DESCRIPTION OF THE TASK:
Each record that follows must be reproduced exactly.

TASK INPUTS:
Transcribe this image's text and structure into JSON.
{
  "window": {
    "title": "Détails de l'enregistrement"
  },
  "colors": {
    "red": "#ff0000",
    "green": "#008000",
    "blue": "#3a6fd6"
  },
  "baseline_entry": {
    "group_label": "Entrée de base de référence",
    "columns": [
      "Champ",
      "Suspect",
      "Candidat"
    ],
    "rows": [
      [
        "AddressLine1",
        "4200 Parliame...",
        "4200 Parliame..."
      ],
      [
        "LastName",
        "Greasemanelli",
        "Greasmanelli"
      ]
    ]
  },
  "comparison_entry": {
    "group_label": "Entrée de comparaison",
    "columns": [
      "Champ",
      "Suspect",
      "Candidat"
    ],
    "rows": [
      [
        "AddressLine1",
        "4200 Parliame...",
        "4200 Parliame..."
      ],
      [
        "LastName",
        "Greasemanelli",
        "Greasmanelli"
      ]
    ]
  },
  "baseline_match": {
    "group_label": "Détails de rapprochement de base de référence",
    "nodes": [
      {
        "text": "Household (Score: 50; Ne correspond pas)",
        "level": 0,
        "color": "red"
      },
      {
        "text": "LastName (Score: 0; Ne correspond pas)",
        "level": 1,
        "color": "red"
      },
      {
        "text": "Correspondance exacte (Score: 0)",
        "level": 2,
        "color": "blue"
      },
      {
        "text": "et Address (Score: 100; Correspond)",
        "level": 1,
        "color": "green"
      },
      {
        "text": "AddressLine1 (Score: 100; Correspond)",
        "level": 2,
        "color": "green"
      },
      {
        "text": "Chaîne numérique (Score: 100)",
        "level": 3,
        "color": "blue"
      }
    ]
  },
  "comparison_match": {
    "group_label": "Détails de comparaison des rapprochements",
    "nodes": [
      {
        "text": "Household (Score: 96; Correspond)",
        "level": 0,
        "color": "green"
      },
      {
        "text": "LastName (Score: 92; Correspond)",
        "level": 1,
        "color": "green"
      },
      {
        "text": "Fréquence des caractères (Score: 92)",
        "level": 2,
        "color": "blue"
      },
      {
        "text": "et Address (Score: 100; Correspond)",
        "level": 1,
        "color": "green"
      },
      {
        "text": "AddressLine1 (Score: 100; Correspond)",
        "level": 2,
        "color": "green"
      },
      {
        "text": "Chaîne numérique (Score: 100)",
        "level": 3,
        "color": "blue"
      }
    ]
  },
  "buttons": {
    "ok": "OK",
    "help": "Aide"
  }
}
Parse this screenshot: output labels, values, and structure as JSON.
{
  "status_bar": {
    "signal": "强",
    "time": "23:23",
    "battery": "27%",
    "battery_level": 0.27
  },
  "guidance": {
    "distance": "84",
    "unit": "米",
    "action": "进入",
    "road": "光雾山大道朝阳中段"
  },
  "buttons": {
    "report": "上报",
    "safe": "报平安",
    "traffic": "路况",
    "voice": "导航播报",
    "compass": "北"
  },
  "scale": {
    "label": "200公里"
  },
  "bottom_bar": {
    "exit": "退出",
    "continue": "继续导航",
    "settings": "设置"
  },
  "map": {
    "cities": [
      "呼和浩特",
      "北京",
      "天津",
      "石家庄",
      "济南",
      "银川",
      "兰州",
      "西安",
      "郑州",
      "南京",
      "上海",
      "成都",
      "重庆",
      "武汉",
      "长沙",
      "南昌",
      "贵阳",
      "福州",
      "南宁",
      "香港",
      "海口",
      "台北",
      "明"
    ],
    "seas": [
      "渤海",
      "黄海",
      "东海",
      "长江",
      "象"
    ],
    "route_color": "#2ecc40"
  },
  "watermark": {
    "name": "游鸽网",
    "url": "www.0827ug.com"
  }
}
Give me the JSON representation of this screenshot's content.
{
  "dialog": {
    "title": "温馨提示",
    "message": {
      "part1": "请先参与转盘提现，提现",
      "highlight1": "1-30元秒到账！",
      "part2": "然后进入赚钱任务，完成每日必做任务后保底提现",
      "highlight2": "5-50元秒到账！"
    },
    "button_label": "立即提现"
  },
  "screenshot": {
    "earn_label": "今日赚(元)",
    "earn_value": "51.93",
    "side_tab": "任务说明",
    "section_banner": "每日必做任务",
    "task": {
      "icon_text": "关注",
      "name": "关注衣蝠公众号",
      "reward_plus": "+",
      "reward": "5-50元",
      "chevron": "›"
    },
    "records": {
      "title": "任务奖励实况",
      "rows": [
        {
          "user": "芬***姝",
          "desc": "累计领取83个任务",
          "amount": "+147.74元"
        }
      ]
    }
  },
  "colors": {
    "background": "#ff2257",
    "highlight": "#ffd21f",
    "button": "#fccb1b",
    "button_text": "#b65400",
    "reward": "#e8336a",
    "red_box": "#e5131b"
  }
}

SOLUTION TO THE EXERCISE:
Transcribe this image's text and structure into JSON.
{
  "window": {
    "title": "Détails de l'enregistrement"
  },
  "colors": {
    "red": "#ff0000",
    "green": "#008000",
    "blue": "#3a6fd6"
  },
  "baseline_entry": {
    "group_label": "Entrée de base de référence",
    "columns": [
      "Champ",
      "Suspect",
      "Candidat"
    ],
    "rows": [
      [
        "AddressLine1",
        "4200 Parliame...",
        "4200 Parliame..."
      ],
      [
        "LastName",
        "Greasemanelli",
        "Greasmanelli"
      ]
    ]
  },
  "comparison_entry": {
    "group_label": "Entrée de comparaison",
    "columns": [
      "Champ",
      "Suspect",
      "Candidat"
    ],
    "rows": [
      [
        "AddressLine1",
        "4200 Parliame...",
        "4200 Parliame..."
      ],
      [
        "LastName",
        "Greasemanelli",
        "Greasmanelli"
      ]
    ]
  },
  "baseline_match": {
    "group_label": "Détails de rapprochement de base de référence",
    "nodes": [
      {
        "text": "Household (Score: 50; Ne correspond pas)",
        "level": 0,
        "color": "red"
      },
      {
        "text": "LastName (Score: 0; Ne correspond pas)",
        "level": 1,
        "color": "red"
      },
      {
        "text": "Correspondance exacte (Score: 0)",
        "level": 2,
        "color": "blue"
      },
      {
        "text": "et Address (Score: 100; Correspond)",
        "level": 1,
        "color": "green"
      },
      {
        "text": "AddressLine1 (Score: 100; Correspond)",
        "level": 2,
        "color": "green"
      },
      {
        "text": "Chaîne numérique (Score: 100)",
        "level": 3,
        "color": "blue"
      }
    ]
  },
  "comparison_match": {
    "group_label": "Détails de comparaison des rapprochements",
    "nodes": [
      {
        "text": "Household (Score: 96; Correspond)",
        "level": 0,
        "color": "green"
      },
      {
        "text": "LastName (Score: 92; Correspond)",
        "level": 1,
        "color": "green"
      },
      {
        "text": "Fréquence des caractères (Score: 92)",
        "level": 2,
        "color": "blue"
      },
      {
        "text": "et Address (Score: 100; Correspond)",
        "level": 1,
        "color": "green"
      },
      {
        "text": "AddressLine1 (Score: 100; Correspond)",
        "level": 2,
        "color": "green"
      },
      {
        "text": "Chaîne numérique (Score: 100)",
        "level": 3,
        "color": "blue"
      }
    ]
  },
  "buttons": {
    "ok": "OK",
    "help": "Aide"
  }
}
Parse this screenshot: output labels, values, and structure as JSON.
{
  "status_bar": {
    "signal": "强",
    "time": "23:23",
    "battery": "27%",
    "battery_level": 0.27
  },
  "guidance": {
    "distance": "84",
    "unit": "米",
    "action": "进入",
    "road": "光雾山大道朝阳中段"
  },
  "buttons": {
    "report": "上报",
    "safe": "报平安",
    "traffic": "路况",
    "voice": "导航播报",
    "compass": "北"
  },
  "scale": {
    "label": "200公里"
  },
  "bottom_bar": {
    "exit": "退出",
    "continue": "继续导航",
    "settings": "设置"
  },
  "map": {
    "cities": [
      "呼和浩特",
      "北京",
      "天津",
      "石家庄",
      "济南",
      "银川",
      "兰州",
      "西安",
      "郑州",
      "南京",
      "上海",
      "成都",
      "重庆",
      "武汉",
      "长沙",
      "南昌",
      "贵阳",
      "福州",
      "南宁",
      "香港",
      "海口",
      "台北",
      "明"
    ],
    "seas": [
      "渤海",
      "黄海",
      "东海",
      "长江",
      "象"
    ],
    "route_color": "#2ecc40"
  },
  "watermark": {
    "name": "游鸽网",
    "url": "www.0827ug.com"
  }
}
Give me the JSON representation of this screenshot's content.
{
  "dialog": {
    "title": "温馨提示",
    "message": {
      "part1": "请先参与转盘提现，提现",
      "highlight1": "1-30元秒到账！",
      "part2": "然后进入赚钱任务，完成每日必做任务后保底提现",
      "highlight2": "5-50元秒到账！"
    },
    "button_label": "立即提现"
  },
  "screenshot": {
    "earn_label": "今日赚(元)",
    "earn_value": "51.93",
    "side_tab": "任务说明",
    "section_banner": "每日必做任务",
    "task": {
      "icon_text": "关注",
      "name": "关注衣蝠公众号",
      "reward_plus": "+",
      "reward": "5-50元",
      "chevron": "›"
    },
    "records": {
      "title": "任务奖励实况",
      "rows": [
        {
          "user": "芬***姝",
          "desc": "累计领取83个任务",
          "amount": "+147.74元"
        }
      ]
    }
  },
  "colors": {
    "background": "#ff2257",
    "highlight": "#ffd21f",
    "button": "#fccb1b",
    "button_text": "#b65400",
    "reward": "#e8336a",
    "red_box": "#e5131b"
  }
}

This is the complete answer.